2. It is more commendable to act "good", yet with impure motives (as in the example Nathan gave), than to do something wicked from impure motives. For example, I think that at the judgment, the unbeliever who pushes an old lady in front of an oncoming bus will be judged more harshly than the unbeliever who helps her across the street. The first has acted MORE sinfully than the second.
3. An interesting side-note: can a Christian do anything with pure motives? I don't think so. Calvin said that even our actions are purified by the Gospel, so that impure motives on our part (though no doubt less impure than an unregenerate man), is made acceptable to God through Christ.

Ben said...

Yeah, that's basically what I thought. But it took me a lot longer to get there.

David, T. said...

It is interesting... I posted this earlier, but I guess it didn't "go anywhere"...

Romans 6:6-13 6 For we know that our old self was crucified with him so that the body of sin might be done away with, {6 Or be rendered powerless} that we should no longer be slaves to sin-- 7 because anyone who has died has been freed from sin. 8 Now if we died with Christ, we believe that we will also live with him. 9 For we know that since Christ was raised from the dead, he cannot die again; death no longer has mastery over him. 10 The death he died, he died to sin once for all; but the life he lives, he lives to God. 11 In the same way, count yourselves dead to sin but alive to God in Christ Jesus. 12 Therefore do not let sin reign in your mortal body so that you obey its evil desires. 13 Do not offer the parts of your body to sin, as instruments of wickedness, but rather offer yourselves to God, as those who have been brought from death to life; and offer the parts of your body to him as instruments of righteousness.

Romans 6:18 18 You have been set free from sin and have become slaves to righteousness.

I think that this is the reason why we can do "good"... Paul assumes that the person who has been made alive to God now has the ability to offer or chose to offer their body as an instrument of righteousness. Being made alive to God through Jesus Christ brings about a slavery to righteousness... and breaks a slavery to sin. I believe that many in the world do good and steal the glory from God and profane his name in the process. No one is good, but God, but it is through our association and identity in Christ that (counting ourselves dead to sin and alive to God in Jesus) that brings about righteousness in our lives.

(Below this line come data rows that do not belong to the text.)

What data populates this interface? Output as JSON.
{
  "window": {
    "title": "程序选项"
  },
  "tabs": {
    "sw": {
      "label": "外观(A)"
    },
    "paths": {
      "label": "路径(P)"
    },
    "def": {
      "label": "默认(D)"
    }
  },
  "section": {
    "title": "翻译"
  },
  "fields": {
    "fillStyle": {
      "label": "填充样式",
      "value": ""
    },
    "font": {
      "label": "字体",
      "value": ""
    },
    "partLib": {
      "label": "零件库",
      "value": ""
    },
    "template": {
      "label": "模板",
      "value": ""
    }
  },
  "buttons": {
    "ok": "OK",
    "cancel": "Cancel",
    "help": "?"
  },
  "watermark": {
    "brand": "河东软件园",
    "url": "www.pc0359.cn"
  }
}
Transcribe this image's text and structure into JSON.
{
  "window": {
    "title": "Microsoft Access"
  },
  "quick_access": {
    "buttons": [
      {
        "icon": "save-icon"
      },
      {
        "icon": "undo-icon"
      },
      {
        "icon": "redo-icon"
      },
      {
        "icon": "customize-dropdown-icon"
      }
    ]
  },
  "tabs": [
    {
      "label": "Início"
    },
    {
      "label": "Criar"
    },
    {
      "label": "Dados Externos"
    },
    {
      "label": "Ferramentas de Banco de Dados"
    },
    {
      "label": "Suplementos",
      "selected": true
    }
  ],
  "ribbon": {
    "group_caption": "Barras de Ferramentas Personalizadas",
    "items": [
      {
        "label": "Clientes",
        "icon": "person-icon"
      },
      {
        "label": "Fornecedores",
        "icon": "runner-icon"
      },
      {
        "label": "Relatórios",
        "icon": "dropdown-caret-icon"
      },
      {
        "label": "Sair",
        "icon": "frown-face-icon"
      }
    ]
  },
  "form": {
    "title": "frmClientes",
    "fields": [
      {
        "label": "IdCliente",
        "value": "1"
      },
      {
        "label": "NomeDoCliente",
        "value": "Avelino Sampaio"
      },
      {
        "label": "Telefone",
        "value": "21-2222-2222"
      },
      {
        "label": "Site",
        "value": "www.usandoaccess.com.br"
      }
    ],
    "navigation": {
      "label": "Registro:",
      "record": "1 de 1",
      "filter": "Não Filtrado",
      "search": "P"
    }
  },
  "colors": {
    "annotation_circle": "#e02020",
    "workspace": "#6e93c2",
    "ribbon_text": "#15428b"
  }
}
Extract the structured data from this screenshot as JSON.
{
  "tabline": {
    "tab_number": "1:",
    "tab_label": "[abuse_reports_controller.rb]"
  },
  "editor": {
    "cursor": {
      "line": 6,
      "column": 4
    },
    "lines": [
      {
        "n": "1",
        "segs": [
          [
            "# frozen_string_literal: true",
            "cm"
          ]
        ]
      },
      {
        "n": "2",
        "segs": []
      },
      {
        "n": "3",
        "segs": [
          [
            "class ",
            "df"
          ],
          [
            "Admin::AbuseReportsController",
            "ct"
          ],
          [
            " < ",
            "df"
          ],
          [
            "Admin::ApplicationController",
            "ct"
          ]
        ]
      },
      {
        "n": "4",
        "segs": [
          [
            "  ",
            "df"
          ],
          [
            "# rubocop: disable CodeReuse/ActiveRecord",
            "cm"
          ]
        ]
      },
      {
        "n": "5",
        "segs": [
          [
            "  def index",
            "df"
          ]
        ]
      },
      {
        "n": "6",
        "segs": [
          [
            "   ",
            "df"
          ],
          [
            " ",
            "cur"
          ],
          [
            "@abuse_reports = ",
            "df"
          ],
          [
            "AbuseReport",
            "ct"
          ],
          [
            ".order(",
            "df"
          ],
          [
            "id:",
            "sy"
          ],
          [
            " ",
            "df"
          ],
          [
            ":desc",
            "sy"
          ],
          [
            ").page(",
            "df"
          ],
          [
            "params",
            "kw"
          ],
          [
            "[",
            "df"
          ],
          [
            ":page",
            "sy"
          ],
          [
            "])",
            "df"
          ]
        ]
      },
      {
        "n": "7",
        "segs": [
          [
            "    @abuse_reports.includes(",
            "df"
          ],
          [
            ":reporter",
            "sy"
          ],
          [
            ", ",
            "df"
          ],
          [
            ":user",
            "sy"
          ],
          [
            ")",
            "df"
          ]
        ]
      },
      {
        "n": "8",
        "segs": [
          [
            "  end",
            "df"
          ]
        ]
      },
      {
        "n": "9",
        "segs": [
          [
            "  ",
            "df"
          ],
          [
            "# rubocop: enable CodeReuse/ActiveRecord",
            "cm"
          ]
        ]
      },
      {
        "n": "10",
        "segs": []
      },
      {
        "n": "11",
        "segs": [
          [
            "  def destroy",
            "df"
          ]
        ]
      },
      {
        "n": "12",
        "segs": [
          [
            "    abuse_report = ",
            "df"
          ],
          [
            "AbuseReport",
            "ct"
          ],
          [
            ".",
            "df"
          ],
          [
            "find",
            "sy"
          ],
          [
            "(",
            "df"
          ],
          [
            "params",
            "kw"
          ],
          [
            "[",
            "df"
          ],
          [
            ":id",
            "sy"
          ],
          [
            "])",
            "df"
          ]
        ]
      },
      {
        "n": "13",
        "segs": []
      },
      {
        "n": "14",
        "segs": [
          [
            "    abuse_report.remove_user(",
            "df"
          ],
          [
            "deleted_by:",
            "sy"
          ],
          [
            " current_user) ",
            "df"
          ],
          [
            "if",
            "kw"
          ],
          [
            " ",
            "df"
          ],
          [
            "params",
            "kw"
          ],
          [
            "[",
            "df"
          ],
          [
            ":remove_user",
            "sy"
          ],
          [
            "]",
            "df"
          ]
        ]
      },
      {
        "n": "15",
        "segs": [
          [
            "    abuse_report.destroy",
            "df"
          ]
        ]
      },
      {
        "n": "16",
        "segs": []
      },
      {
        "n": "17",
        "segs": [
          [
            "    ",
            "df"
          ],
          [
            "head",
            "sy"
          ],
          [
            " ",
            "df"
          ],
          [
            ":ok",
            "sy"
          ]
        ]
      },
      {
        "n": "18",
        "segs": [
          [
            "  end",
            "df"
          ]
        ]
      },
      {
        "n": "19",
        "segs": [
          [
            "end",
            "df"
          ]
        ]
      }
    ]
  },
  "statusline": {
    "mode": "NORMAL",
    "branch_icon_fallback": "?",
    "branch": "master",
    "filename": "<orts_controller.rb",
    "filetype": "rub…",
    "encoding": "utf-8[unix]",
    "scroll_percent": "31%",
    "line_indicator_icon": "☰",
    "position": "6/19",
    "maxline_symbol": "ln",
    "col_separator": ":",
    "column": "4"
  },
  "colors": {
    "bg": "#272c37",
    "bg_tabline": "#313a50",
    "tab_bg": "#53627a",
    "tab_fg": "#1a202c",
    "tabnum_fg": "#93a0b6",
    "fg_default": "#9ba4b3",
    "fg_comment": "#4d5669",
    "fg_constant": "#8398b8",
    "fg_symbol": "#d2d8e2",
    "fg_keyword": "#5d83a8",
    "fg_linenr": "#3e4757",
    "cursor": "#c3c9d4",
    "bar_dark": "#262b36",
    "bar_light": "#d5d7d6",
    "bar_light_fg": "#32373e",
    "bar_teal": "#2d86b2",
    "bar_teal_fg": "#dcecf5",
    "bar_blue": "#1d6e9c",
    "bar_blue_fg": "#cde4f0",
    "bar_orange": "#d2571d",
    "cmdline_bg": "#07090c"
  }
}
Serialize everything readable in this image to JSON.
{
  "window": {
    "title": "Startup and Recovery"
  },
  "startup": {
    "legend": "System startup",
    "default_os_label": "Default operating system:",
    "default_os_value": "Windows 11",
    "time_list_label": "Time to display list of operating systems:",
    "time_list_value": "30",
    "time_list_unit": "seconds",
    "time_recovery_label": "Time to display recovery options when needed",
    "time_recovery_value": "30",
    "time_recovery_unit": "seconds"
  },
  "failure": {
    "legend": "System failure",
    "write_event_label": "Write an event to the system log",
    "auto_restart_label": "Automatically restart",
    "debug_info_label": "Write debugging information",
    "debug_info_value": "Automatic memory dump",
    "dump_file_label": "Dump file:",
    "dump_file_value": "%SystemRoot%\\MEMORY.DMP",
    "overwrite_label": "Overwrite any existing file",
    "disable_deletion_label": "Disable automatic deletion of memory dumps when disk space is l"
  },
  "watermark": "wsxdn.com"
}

However, with this being said - there are many times that I try to do the right thing only to steal the glory inwardly. So I guess my question would turn to: how can we guard our hearts from that?